> WORK INSTRUCTION: Each entry has to be reproduced in full, exactly as given.

> DATA IN THIS EXERCISE:
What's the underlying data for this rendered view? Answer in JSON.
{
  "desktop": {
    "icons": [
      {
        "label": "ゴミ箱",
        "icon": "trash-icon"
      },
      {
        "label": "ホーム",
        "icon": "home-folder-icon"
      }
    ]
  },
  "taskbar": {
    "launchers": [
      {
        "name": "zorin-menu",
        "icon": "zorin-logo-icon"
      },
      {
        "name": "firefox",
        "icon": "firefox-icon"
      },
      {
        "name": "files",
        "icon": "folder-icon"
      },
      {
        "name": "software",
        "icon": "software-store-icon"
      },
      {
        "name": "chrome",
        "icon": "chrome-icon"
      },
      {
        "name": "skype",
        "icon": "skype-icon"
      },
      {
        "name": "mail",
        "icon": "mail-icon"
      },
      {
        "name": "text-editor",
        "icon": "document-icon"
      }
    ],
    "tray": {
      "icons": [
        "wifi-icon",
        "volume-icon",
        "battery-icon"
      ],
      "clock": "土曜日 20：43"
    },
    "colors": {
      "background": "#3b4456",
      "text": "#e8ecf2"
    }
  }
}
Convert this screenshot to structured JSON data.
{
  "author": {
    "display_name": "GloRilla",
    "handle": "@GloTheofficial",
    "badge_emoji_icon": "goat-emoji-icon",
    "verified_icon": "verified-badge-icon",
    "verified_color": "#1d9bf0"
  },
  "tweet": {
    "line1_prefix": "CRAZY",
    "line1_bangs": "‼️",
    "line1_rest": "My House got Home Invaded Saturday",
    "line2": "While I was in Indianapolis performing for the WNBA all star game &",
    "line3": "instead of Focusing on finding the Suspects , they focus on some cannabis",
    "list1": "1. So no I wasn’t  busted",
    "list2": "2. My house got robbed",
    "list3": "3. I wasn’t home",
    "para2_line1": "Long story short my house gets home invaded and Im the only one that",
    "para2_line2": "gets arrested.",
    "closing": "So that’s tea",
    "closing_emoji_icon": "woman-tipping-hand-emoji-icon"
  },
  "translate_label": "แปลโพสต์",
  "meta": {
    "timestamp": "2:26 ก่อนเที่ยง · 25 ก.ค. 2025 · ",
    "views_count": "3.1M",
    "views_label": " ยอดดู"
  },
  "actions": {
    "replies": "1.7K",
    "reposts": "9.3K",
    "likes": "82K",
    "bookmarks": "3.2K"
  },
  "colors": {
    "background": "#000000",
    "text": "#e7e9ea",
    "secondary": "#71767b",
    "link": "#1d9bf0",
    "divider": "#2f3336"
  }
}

> ANSWER FOR THIS EXERCISE:
What's the underlying data for this rendered view? Answer in JSON.
{
  "desktop": {
    "icons": [
      {
        "label": "ゴミ箱",
        "icon": "trash-icon"
      },
      {
        "label": "ホーム",
        "icon": "home-folder-icon"
      }
    ]
  },
  "taskbar": {
    "launchers": [
      {
        "name": "zorin-menu",
        "icon": "zorin-logo-icon"
      },
      {
        "name": "firefox",
        "icon": "firefox-icon"
      },
      {
        "name": "files",
        "icon": "folder-icon"
      },
      {
        "name": "software",
        "icon": "software-store-icon"
      },
      {
        "name": "chrome",
        "icon": "chrome-icon"
      },
      {
        "name": "skype",
        "icon": "skype-icon"
      },
      {
        "name": "mail",
        "icon": "mail-icon"
      },
      {
        "name": "text-editor",
        "icon": "document-icon"
      }
    ],
    "tray": {
      "icons": [
        "wifi-icon",
        "volume-icon",
        "battery-icon"
      ],
      "clock": "土曜日 20：43"
    },
    "colors": {
      "background": "#3b4456",
      "text": "#e8ecf2"
    }
  }
}
Convert this screenshot to structured JSON data.
{
  "author": {
    "display_name": "GloRilla",
    "handle": "@GloTheofficial",
    "badge_emoji_icon": "goat-emoji-icon",
    "verified_icon": "verified-badge-icon",
    "verified_color": "#1d9bf0"
  },
  "tweet": {
    "line1_prefix": "CRAZY",
    "line1_bangs": "‼️",
    "line1_rest": "My House got Home Invaded Saturday",
    "line2": "While I was in Indianapolis performing for the WNBA all star game &",
    "line3": "instead of Focusing on finding the Suspects , they focus on some cannabis",
    "list1": "1. So no I wasn’t  busted",
    "list2": "2. My house got robbed",
    "list3": "3. I wasn’t home",
    "para2_line1": "Long story short my house gets home invaded and Im the only one that",
    "para2_line2": "gets arrested.",
    "closing": "So that’s tea",
    "closing_emoji_icon": "woman-tipping-hand-emoji-icon"
  },
  "translate_label": "แปลโพสต์",
  "meta": {
    "timestamp": "2:26 ก่อนเที่ยง · 25 ก.ค. 2025 · ",
    "views_count": "3.1M",
    "views_label": " ยอดดู"
  },
  "actions": {
    "replies": "1.7K",
    "reposts": "9.3K",
    "likes": "82K",
    "bookmarks": "3.2K"
  },
  "colors": {
    "background": "#000000",
    "text": "#e7e9ea",
    "secondary": "#71767b",
    "link": "#1d9bf0",
    "divider": "#2f3336"
  }
}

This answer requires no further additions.